**THE TASK**
The answer must consist of every line from the data that holds "text".

(Collection entries)
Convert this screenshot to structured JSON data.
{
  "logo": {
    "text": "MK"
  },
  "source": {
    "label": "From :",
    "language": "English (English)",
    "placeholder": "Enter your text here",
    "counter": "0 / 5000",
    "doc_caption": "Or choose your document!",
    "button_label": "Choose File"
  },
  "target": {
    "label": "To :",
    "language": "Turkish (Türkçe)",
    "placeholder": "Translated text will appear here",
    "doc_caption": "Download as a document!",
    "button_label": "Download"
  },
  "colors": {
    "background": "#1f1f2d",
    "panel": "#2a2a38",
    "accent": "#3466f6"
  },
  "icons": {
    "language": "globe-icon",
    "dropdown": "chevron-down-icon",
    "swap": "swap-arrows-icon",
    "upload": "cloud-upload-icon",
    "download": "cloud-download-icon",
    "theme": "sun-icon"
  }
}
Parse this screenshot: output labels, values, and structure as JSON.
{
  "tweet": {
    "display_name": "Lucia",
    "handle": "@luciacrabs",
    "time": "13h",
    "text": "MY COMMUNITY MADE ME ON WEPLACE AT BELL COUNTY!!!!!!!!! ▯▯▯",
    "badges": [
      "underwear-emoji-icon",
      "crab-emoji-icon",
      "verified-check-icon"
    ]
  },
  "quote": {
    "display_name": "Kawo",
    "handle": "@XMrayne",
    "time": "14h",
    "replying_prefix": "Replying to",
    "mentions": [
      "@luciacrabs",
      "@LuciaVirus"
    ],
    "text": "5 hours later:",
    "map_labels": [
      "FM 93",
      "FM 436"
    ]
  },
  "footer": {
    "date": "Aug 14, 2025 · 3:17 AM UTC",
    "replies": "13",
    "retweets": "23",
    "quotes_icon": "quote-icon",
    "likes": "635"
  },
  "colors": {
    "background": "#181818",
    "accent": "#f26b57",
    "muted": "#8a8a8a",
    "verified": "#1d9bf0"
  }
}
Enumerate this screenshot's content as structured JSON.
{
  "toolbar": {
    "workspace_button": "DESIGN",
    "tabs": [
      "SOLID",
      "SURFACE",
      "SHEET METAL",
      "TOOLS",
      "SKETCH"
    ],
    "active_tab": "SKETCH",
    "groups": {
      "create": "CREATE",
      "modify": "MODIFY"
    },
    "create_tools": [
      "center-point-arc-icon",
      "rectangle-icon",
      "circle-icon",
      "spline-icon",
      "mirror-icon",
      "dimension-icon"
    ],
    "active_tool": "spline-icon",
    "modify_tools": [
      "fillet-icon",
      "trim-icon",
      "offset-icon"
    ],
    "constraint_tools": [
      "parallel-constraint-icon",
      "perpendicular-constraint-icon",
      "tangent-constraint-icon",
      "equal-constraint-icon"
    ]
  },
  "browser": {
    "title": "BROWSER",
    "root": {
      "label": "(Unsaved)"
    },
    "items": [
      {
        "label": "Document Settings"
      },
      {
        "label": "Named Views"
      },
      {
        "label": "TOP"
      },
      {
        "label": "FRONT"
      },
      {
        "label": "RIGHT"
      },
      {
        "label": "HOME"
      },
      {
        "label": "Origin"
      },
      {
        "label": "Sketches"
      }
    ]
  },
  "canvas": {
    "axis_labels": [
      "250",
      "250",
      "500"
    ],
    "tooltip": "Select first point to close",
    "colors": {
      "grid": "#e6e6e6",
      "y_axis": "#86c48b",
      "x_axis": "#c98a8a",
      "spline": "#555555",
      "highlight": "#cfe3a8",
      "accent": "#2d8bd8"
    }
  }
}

**REPLY**
    "text": "MK"
    "placeholder": "Enter your text here",
    "placeholder": "Translated text will appear here",
    "text": "MY COMMUNITY MADE ME ON WEPLACE AT BELL COUNTY!!!!!!!!! ▯▯▯",
    "text": "5 hours later:",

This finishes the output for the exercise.